At the same time, it is important to remind kids to be respectful of other children’s beliefs and values. It can be helpful to remind them that while they are feeling sad, others may be feeling happy, and if the results had been different, they may have been happy and others may have felt sad. It is also very important that they understand that even if we deeply disagree with someone’s values and opinions, we can do so in a manner that still upholds respect for all human beings. It is okay, and even helpful, if they can listen and talk with people with different points of view, as long as they do so with an open mind.
If they are feeling badly, fearful, disappointed, or discouraged, remind them that these issues are complex. Talk to them about the checks and balances that exist in government- and in people- and remind them of the strengths of our democracy. Inform them that after elections, people work together to unite and work hard for the people of America.
You can also remind them that every person- children included can make a difference! Their bad feelings can be clues as to what is important to them. Find out what they are upset about and help them take action by volunteering or supporting organizations in line with those causes. Taking action to express their values and make the world a better place will empower and uplift them in a way that simply expressing negative feelings against perceived opponents never will.

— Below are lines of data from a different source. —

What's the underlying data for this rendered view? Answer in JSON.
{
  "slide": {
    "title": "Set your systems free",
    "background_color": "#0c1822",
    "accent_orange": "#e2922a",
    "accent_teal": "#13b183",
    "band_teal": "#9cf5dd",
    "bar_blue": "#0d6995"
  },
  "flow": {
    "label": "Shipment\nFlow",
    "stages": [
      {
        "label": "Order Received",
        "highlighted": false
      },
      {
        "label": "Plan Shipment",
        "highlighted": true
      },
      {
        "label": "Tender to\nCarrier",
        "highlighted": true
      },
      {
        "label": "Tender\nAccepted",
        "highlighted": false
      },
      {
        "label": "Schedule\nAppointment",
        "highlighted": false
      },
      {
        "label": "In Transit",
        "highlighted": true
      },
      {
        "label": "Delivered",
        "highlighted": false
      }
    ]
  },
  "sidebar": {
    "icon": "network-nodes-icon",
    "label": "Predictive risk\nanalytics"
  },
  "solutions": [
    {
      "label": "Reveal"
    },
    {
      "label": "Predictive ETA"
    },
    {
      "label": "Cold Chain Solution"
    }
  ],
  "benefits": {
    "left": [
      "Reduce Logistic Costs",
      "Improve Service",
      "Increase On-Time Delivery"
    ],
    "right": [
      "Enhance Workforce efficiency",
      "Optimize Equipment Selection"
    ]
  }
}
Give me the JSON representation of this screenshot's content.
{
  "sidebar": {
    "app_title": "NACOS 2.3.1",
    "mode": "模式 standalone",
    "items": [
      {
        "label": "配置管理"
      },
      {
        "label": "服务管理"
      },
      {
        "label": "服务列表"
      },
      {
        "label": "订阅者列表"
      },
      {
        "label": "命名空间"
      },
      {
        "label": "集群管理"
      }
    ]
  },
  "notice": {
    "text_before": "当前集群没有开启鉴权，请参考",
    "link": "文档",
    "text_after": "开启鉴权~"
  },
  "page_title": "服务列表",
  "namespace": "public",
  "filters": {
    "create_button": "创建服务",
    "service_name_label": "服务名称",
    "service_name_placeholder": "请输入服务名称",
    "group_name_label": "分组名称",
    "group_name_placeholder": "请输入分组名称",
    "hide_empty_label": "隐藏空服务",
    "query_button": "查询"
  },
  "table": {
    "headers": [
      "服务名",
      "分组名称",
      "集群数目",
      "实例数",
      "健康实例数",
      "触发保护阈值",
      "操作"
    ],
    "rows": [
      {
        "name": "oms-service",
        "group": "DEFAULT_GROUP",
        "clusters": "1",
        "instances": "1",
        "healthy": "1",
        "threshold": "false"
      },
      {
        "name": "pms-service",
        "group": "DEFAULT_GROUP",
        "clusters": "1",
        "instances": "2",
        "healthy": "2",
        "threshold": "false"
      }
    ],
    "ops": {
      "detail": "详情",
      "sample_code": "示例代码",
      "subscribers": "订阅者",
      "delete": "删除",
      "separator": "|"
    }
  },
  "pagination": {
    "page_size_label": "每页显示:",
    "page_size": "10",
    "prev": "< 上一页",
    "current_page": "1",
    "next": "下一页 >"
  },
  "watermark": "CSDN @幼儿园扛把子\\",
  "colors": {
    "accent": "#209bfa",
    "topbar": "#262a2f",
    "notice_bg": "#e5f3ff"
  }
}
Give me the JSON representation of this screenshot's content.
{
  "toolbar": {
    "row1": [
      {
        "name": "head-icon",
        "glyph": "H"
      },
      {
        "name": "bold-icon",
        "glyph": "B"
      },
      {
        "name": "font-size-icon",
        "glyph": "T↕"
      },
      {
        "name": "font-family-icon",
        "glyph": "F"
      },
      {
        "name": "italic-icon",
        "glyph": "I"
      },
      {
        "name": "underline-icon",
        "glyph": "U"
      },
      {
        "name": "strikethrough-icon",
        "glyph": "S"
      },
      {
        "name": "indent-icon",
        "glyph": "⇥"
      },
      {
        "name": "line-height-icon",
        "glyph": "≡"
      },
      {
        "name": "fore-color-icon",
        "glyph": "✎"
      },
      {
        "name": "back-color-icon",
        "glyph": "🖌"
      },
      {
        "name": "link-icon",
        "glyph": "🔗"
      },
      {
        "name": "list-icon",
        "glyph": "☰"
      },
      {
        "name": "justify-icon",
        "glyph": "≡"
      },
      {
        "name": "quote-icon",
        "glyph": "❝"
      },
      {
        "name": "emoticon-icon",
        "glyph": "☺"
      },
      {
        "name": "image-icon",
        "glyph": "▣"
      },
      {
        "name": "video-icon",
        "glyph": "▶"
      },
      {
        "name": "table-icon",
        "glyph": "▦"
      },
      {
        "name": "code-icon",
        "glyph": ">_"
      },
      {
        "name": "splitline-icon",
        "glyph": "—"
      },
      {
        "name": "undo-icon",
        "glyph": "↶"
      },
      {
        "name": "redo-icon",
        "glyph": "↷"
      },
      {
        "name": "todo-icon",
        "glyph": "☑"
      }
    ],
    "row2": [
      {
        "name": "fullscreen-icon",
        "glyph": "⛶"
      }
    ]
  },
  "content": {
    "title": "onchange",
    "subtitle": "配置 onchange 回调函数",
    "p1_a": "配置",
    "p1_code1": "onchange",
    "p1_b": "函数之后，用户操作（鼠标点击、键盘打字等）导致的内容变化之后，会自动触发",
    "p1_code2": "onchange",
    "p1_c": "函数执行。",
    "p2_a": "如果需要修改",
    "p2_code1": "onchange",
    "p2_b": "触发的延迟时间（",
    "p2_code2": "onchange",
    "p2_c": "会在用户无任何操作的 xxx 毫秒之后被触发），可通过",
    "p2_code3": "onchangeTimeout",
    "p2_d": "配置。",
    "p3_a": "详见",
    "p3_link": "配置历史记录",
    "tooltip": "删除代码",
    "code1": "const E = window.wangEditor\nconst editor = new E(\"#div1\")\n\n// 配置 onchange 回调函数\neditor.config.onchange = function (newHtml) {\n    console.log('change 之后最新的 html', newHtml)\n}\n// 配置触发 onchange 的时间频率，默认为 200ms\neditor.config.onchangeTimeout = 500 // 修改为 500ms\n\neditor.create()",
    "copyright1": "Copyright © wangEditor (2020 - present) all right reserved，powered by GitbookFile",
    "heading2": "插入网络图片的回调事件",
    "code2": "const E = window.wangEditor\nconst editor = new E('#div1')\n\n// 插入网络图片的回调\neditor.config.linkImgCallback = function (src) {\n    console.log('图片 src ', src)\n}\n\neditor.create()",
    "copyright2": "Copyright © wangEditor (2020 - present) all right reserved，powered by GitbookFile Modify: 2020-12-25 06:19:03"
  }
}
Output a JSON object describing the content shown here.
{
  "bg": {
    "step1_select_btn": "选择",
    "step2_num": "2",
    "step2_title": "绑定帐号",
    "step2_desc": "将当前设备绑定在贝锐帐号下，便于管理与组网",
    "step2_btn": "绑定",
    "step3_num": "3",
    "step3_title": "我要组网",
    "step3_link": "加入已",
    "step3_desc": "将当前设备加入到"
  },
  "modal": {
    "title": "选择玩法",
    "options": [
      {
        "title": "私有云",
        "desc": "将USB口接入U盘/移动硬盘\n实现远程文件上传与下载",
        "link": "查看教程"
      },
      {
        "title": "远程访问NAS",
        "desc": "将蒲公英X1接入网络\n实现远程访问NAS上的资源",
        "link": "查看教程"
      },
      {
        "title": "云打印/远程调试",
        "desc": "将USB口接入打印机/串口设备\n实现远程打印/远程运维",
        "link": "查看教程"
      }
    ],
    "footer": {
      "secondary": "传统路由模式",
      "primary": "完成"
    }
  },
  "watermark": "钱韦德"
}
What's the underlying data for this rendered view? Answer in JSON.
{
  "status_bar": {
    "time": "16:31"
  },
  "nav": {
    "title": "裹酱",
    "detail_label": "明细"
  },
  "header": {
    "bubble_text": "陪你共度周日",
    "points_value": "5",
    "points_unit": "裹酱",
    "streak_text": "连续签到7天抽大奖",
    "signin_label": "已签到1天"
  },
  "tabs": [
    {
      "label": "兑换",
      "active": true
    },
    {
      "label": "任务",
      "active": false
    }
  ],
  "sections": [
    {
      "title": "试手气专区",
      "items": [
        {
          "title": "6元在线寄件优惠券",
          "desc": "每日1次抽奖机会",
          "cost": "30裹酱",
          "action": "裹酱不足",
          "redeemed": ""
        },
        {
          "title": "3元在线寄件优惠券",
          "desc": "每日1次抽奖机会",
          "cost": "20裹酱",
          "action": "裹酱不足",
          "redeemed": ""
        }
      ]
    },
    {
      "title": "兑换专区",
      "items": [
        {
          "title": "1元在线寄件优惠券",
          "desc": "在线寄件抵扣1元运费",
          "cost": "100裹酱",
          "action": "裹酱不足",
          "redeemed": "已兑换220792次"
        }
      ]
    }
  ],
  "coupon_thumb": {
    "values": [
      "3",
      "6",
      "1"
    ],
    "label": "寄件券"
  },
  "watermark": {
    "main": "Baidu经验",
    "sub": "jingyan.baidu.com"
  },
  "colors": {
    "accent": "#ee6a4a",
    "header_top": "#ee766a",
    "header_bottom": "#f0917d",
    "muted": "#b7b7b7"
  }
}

Finally, remember your kids are watching you and looking at you for how to respond. It is important that parents express their feelings, but make sure to do so in a way that doesn’t scare kids or make them more anxious. In addition, you should model healthy coping- make sure to attend to your emotions and take care of yourself.